TRIPLER ARMY MEDICAL CENTER, Hawaii - November is Warrior Care Month, and Tripler Army Medical Center (TAMC) continues to place tremendous emphasis on providing top-notch care to its warriors every day.

The Department of Defense (DoD) pledges to provide the highest quality of care to all wounded, ill and injured service members and their families for as long as necessary, regardless of location.

Keys to continued success focus on new programs to care for and support wounded, ill and injured service members; implementing new approaches in the treatment of psychological health and the challenge of traumatic brain injury (TBI); and a continued effort to improve customer care.

"Soldiers come here because this is where they were born and raised and we, the Army, place them with their family and then find them the nearest treatment facility to provide that care," said Sgt. Maj. David Vreeland, Troop Command, TAMC.

"It's very challenging. We're doing a great job and I think the Army made a great decision to consolidate this and allow the medical command to take charge."

The Army continues to lead military medicine from point of injury to full recovery.

TAMC wants to reinforce with its Soldiers, their families and community, the initiatives implemented to support warriors as they move through the health care system.

One warrior supported by this system is Capt. Matt Ives, who deployed to Iraq as a platoon leader with 1st Battalion, 14th Infantry Regiment out of Schofield Barracks.

"While conducting dismounted operations with my platoon, we were attacked by a suicide bomber," Ives said. "One of my Soldiers, a true American hero, made the ultimate sacrifice to save the men of his platoon."
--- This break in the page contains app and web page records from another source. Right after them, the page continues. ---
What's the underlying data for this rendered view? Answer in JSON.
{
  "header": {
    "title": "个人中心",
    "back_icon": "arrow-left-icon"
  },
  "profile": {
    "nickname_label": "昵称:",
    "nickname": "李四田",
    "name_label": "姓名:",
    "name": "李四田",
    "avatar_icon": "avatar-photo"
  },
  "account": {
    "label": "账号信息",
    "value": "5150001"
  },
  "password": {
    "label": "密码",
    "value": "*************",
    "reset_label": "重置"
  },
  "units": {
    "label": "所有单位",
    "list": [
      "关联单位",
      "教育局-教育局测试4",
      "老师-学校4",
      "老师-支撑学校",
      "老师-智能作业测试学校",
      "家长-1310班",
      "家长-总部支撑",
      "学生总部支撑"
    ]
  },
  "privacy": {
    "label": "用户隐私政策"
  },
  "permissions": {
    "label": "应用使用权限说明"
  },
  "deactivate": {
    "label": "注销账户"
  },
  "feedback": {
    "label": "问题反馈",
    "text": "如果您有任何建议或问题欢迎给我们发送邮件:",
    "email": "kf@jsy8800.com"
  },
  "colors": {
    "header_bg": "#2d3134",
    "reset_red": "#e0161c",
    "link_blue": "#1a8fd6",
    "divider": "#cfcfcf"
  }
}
As a result from the explosion, Ives suffered shrapnel injuries to his right leg and right hand.

Ives said the first two weeks of in-processing into the Warrior Transition Battalion (WTB) were a bit hectic between the different medical appointments, the doctors he saw, and the people he met. He said he was happy the battalion exists to help guide him through his medical process and what lies beyond his treatment.

Ives was assigned a case manager, as well as a squad leader, whose sole responsibility is to look after him and make sure he makes all his appointments.

"I was assigned a civilian social worker whose job was to assess for (post-traumatic stress disorder) as well as traumatic brain injury," Ives said. "She was there to help me on- or off-the-record if I didn't feel comfortable going through the military chain of command," he said.

Another advantage of the WTB, Ives noted, is it has separate programs, not just for Soldiers, but for their family members to attend functions on- and off-post in a more casual, fun setting where Soldiers can relax and reintegrate with their families.

"Overall, I think the Warrior Transition Battalion is a great program," Ives said. "I do realize it is a new program and it's still improving, as well as ironing-out their systems, but overall it's great and it shows that the Army is keeping its focus on Soldiers who were wounded in combat."

Warrior Care Month is aimed at increasing awareness of programs and resources available to wounded, ill and injured service members, their families, and those who care about them. The program is also designed to be a step toward reinforcing service members' trust in DoD's commitment to their well-being.

"We feel in the medical command that big Army has made a decision that if we have command and control authority of a Soldier, not only to deliver quality patient care and rehabilitation therapy, but to actually see them through the medical board process, we can make this an easier transition for them," Vreeland said. "Taking care of Soldiers - that's our business."